__AIM OF THE TASK__.
Copy each entry precisely as written, and do not carry over the pictures.
━━━━
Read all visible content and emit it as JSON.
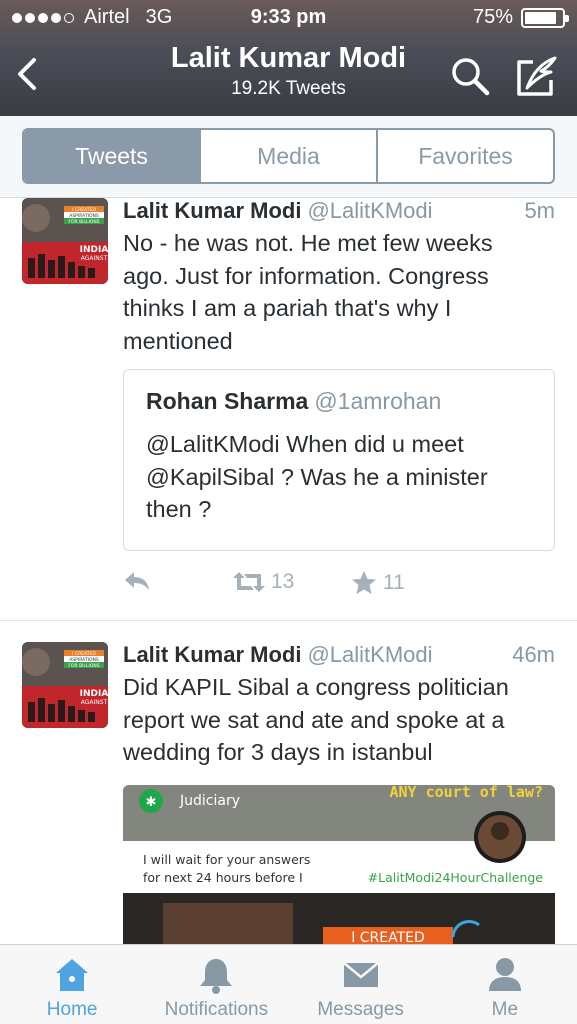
{
  "status_bar": {
    "carrier": "Airtel",
    "network": "3G",
    "time": "9:33 pm",
    "battery": "75%",
    "battery_level": 0.75
  },
  "nav": {
    "title": "Lalit Kumar Modi",
    "subtitle": "19.2K Tweets",
    "back_icon": "chevron-left-icon",
    "search_icon": "search-icon",
    "compose_icon": "compose-icon"
  },
  "segments": [
    {
      "label": "Tweets",
      "active": true
    },
    {
      "label": "Media",
      "active": false
    },
    {
      "label": "Favorites",
      "active": false
    }
  ],
  "tweets": [
    {
      "name": "Lalit Kumar Modi",
      "handle": "@LalitKModi",
      "time": "5m",
      "text_lines": [
        "No - he was not. He met few weeks",
        "ago. Just for information. Congress",
        "thinks I am a pariah that's why I",
        "mentioned"
      ],
      "avatar": {
        "badge_line1": "I CREATED",
        "badge_line2": "ASPIRATIONS",
        "badge_line3": "FOR BILLIONS",
        "banner_line1": "INDIA",
        "banner_line2": "AGAINST"
      },
      "quote": {
        "name": "Rohan Sharma",
        "handle": "@1amrohan",
        "text_lines": [
          "@LalitKModi When did u meet",
          "@KapilSibal ? Was he a minister",
          "then ?"
        ]
      },
      "retweets": "13",
      "favorites": "11"
    },
    {
      "name": "Lalit Kumar Modi",
      "handle": "@LalitKModi",
      "time": "46m",
      "text_lines": [
        "Did KAPIL Sibal a congress politician",
        "report we sat and ate and spoke at a",
        "wedding for 3 days in istanbul"
      ],
      "avatar": {
        "badge_line1": "I CREATED",
        "badge_line2": "ASPIRATIONS",
        "badge_line3": "FOR BILLIONS",
        "banner_line1": "INDIA",
        "banner_line2": "AGAINST"
      },
      "media": {
        "label": "Judiciary",
        "headline": "ANY court of law?",
        "line1": "I will wait for your answers",
        "line2": "for next 24 hours before I",
        "hashtag": "#LalitModi24HourChallenge",
        "banner": "I CREATED"
      }
    }
  ],
  "tabbar": [
    {
      "label": "Home",
      "icon": "home-icon",
      "active": true
    },
    {
      "label": "Notifications",
      "icon": "bell-icon",
      "active": false
    },
    {
      "label": "Messages",
      "icon": "envelope-icon",
      "active": false
    },
    {
      "label": "Me",
      "icon": "person-icon",
      "active": false
    }
  ],
  "colors": {
    "accent": "#4fa3e0",
    "segment": "#8b9aa8",
    "muted": "#8899a6"
  }
}
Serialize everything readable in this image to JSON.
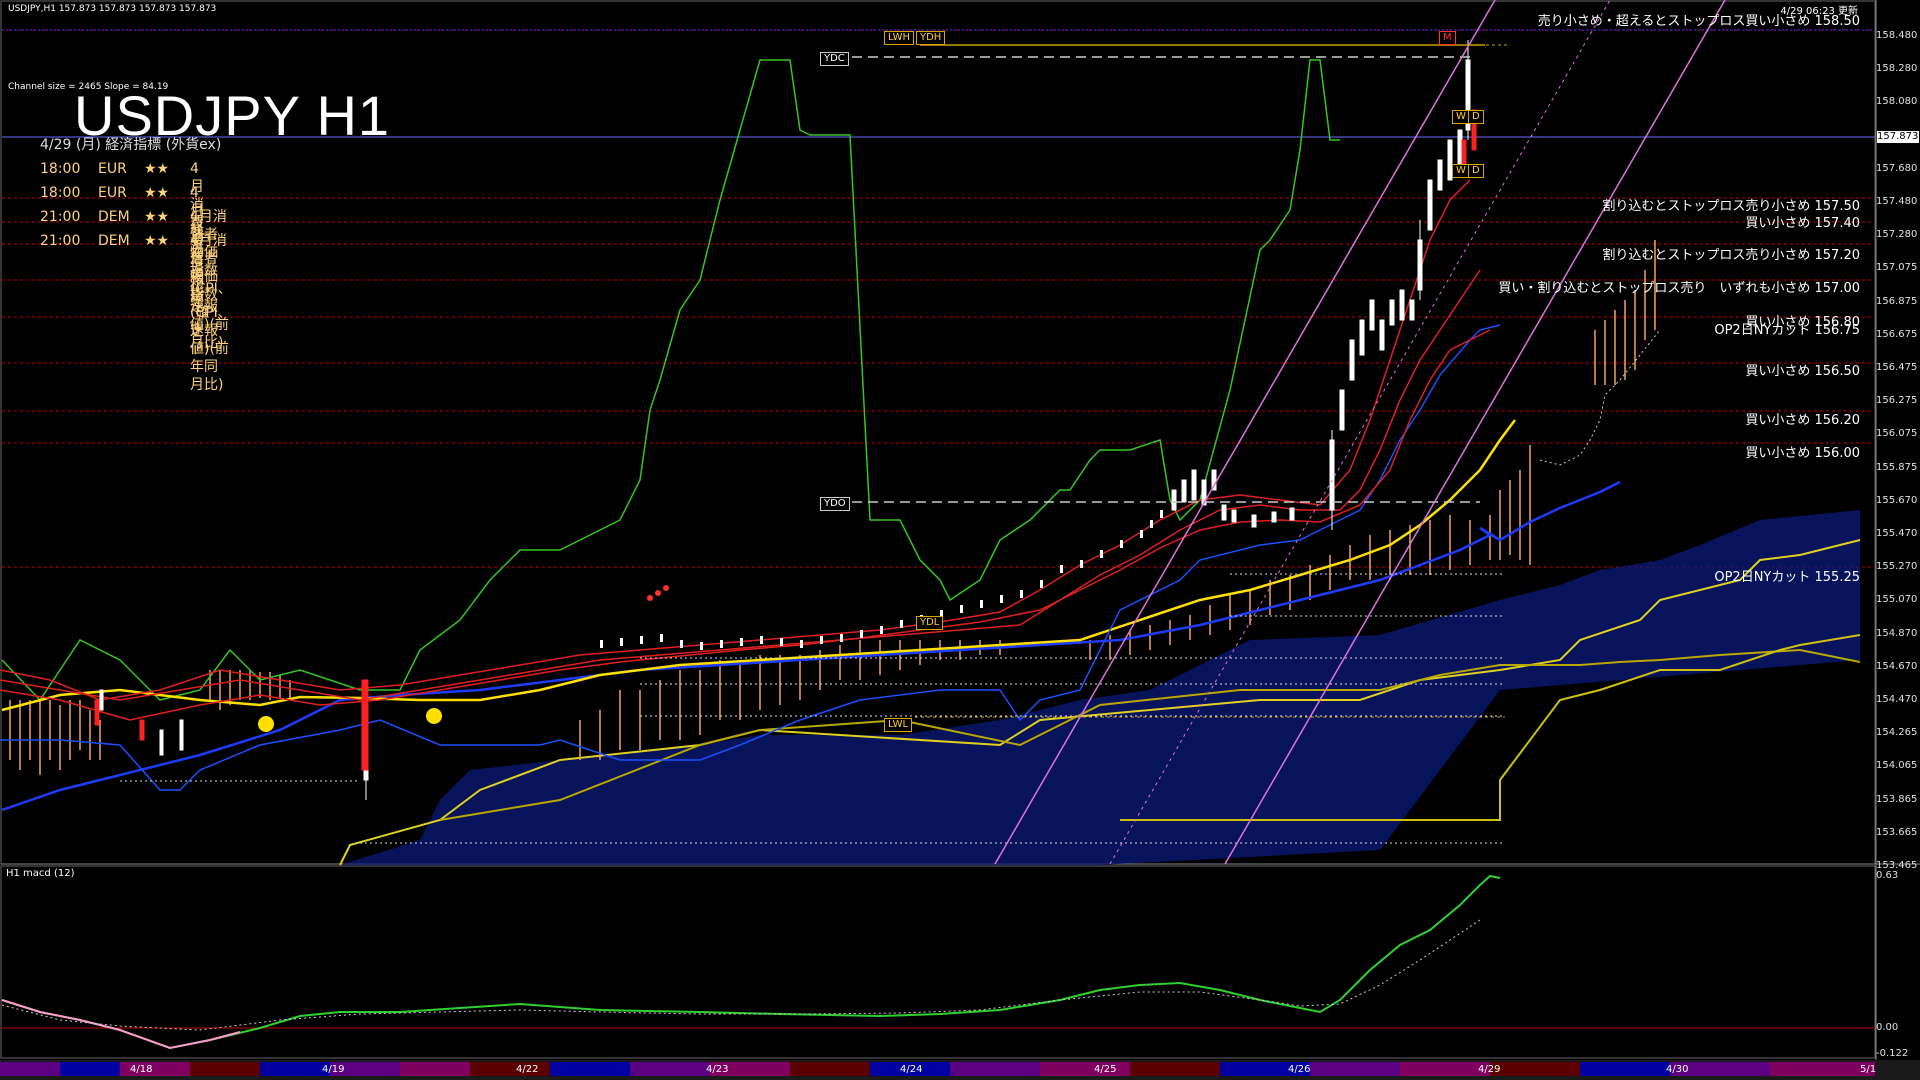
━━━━
__RESPONSE BOX__.
Read all visible content and emit it as JSON.
{
  "status_bar": {
    "carrier": "Airtel",
    "network": "3G",
    "time": "9:33 pm",
    "battery": "75%",
    "battery_level": 0.75
  },
  "nav": {
    "title": "Lalit Kumar Modi",
    "subtitle": "19.2K Tweets",
    "back_icon": "chevron-left-icon",
    "search_icon": "search-icon",
    "compose_icon": "compose-icon"
  },
  "segments": [
    {
      "label": "Tweets",
      "active": true
    },
    {
      "label": "Media",
      "active": false
    },
    {
      "label": "Favorites",
      "active": false
    }
  ],
  "tweets": [
    {
      "name": "Lalit Kumar Modi",
      "handle": "@LalitKModi",
      "time": "5m",
      "text_lines": [
        "No - he was not. He met few weeks",
        "ago. Just for information. Congress",
        "thinks I am a pariah that's why I",
        "mentioned"
      ],
      "avatar": {
        "badge_line1": "I CREATED",
        "badge_line2": "ASPIRATIONS",
        "badge_line3": "FOR BILLIONS",
        "banner_line1": "INDIA",
        "banner_line2": "AGAINST"
      },
      "quote": {
        "name": "Rohan Sharma",
        "handle": "@1amrohan",
        "text_lines": [
          "@LalitKModi When did u meet",
          "@KapilSibal ? Was he a minister",
          "then ?"
        ]
      },
      "retweets": "13",
      "favorites": "11"
    },
    {
      "name": "Lalit Kumar Modi",
      "handle": "@LalitKModi",
      "time": "46m",
      "text_lines": [
        "Did KAPIL Sibal a congress politician",
        "report we sat and ate and spoke at a",
        "wedding for 3 days in istanbul"
      ],
      "avatar": {
        "badge_line1": "I CREATED",
        "badge_line2": "ASPIRATIONS",
        "badge_line3": "FOR BILLIONS",
        "banner_line1": "INDIA",
        "banner_line2": "AGAINST"
      },
      "media": {
        "label": "Judiciary",
        "headline": "ANY court of law?",
        "line1": "I will wait for your answers",
        "line2": "for next 24 hours before I",
        "hashtag": "#LalitModi24HourChallenge",
        "banner": "I CREATED"
      }
    }
  ],
  "tabbar": [
    {
      "label": "Home",
      "icon": "home-icon",
      "active": true
    },
    {
      "label": "Notifications",
      "icon": "bell-icon",
      "active": false
    },
    {
      "label": "Messages",
      "icon": "envelope-icon",
      "active": false
    },
    {
      "label": "Me",
      "icon": "person-icon",
      "active": false
    }
  ],
  "colors": {
    "accent": "#4fa3e0",
    "segment": "#8b9aa8",
    "muted": "#8899a6"
  }
}
Serialize everything readable in this image to JSON.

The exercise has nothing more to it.